As on previous occasions, the company attributed the accident to human factors in the car that drove into the rear of its autonomous vehicle, rather than a problem with the new technology. The vehicles on this testing programme have already driven over two million miles along Californian roads.

For tests in the UK, a human backup driver who is appropriately qualified must be able to take back control in the event of technical problems. This is likely to remain a safety feature when the cars are adopted by the general public, at least while drivers learn to trust the new technology.

In terms of the vehicles themselves, some are even predicting that total use of autonomous vehicles could mean the end of the motor industry as we know it, due to drastically reduced numbers of accidents.

There have also been suggestions that the computers of driverless cars could even be vulnerable to hacking attacks. A group of researchers from Virginia have already been commissioned by the Department of Defense to attack the prototypes in ways that might be used by hackers in May 2015.

They found that it was relatively easy to take over a vehicle’s acceleration and braking controls (a finding they were able to replicate with remote-controlled drones). This highlights one of the major stumbling blocks that autonomous vehicles will face.

Teams on various developments are now working on solutions to this flaw, but it is likely to be a major factor in determining when the technology hits the market. This aspect of safety is increasingly important given growing concern about terrorist groups such as IS and their technological abilities, or online groups that can come into conflict with authorities like Anonymous.


While there is a lot of talk about the release of driverless cars, there are some issues that will make their transition to the consumer market more challenging.

One of these is that the lasers and cameras that are necessary for full automation can be severely impaired by fog, snow and rain, making them unsuitable for some climates.

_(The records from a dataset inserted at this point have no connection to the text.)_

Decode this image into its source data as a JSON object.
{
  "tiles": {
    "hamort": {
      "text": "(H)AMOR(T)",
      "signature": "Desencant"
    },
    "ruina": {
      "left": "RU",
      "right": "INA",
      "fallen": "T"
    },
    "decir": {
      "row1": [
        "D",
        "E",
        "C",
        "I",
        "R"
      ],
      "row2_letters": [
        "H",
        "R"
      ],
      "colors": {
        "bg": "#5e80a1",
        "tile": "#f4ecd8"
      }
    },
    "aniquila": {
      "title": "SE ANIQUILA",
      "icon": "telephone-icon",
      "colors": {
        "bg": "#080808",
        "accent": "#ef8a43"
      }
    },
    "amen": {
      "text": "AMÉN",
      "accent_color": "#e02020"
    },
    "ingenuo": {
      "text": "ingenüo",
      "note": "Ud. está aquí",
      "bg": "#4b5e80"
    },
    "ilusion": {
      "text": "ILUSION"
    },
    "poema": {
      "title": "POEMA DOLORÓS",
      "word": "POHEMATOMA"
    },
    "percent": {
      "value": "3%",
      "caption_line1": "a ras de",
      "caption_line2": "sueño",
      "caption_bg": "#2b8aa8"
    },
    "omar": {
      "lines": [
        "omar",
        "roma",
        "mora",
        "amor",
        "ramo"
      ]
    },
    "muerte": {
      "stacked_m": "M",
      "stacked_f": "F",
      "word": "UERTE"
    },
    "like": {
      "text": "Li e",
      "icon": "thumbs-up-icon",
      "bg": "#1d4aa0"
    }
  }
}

Work is underway to develop more powerful sensors, but it is unclear how long this will take.

In addition to this, as there are so many development projects on the table, another major concern is how cars made by different manufacturers will be able to communicate with each other. This is because a substantial number of companies will have to agree on a standardised system that can effectively prevent collisions between autonomous vehicles.

One possibility in this area is government intervention to create a protocol that can be used by everyone, but this does not cover the possibility of cars being taken abroad and the difficulties that this could cause.

Of course, it must also be remembered that a lot of people actually enjoy the act of driving. Just as the invention of the car has yet to stop people riding horses or catching trains, the advent of autonomous vehicles is unlikely to stop people wanting full control of their vehicles, at least in some circumstances.

This means that the human factor involved in accidents will always be present, limiting the potential for collision reduction.

Results so far

While we generally don’t realise it, many of us are already making use of the fruits of the research into driverless cars.

Increasingly, new safety features in modern cars are taking steps into territory more often associated with autonomous vehicles. This includes automatic parking, lane departure warning systems, automatic hazard warnings, contactless keys, traffic jam assist and even adaptive cruise control. Even automatic gearboxes have a lot in common with the spirit and mechanics of driverless vehicles.

In terms of the eventual adoption of fully autonomous cars, this gradual introduction of some of the associated technologies may be beneficial. It means that people are able to get used to components of the innovative concept at their own pace, and that they are less likely to be suspicious or frightened of its full potential.

In short, while driverless cars are an exciting possibility, the reality may be a lot closer to technology we already use everyday than to the fantasy worlds we see in books and films. However, the potential for serious advances, along with the benefits it could bring to vulnerable people, mean that developments in autonomous vehicles are worth watching with interest, although it is still unclear what form they will take when they are ready for the market.